Records for this exercise →
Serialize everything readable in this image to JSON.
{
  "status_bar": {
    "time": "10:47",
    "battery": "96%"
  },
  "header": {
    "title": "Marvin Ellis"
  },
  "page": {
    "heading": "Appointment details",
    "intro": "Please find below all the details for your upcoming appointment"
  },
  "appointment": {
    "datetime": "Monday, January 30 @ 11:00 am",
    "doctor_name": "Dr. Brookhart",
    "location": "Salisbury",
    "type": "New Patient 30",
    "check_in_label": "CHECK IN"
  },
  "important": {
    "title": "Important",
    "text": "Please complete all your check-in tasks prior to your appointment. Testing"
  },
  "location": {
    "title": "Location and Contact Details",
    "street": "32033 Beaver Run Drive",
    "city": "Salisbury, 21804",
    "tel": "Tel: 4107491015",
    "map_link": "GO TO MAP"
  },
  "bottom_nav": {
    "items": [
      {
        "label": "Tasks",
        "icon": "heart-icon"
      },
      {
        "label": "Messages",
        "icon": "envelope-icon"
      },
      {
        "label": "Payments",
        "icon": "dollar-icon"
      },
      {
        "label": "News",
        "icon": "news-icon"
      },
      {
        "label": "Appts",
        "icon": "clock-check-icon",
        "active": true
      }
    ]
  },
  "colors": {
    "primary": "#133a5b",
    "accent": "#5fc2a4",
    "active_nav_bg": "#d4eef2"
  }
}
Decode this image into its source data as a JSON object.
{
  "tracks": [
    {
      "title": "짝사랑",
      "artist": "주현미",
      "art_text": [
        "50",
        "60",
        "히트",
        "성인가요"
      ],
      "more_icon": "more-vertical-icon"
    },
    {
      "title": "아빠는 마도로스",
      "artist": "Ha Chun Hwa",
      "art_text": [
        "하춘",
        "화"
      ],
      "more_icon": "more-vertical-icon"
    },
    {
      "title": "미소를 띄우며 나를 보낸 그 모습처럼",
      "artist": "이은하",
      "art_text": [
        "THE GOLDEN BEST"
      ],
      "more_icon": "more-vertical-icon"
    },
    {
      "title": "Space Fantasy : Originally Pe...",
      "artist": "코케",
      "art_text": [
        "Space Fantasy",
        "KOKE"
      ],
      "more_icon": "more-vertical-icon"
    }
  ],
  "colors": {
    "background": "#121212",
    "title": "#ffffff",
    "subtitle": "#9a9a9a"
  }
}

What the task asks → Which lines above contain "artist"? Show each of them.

Task result →
      "artist": "주현미",
      "artist": "Ha Chun Hwa",
      "artist": "이은하",
      "artist": "코케",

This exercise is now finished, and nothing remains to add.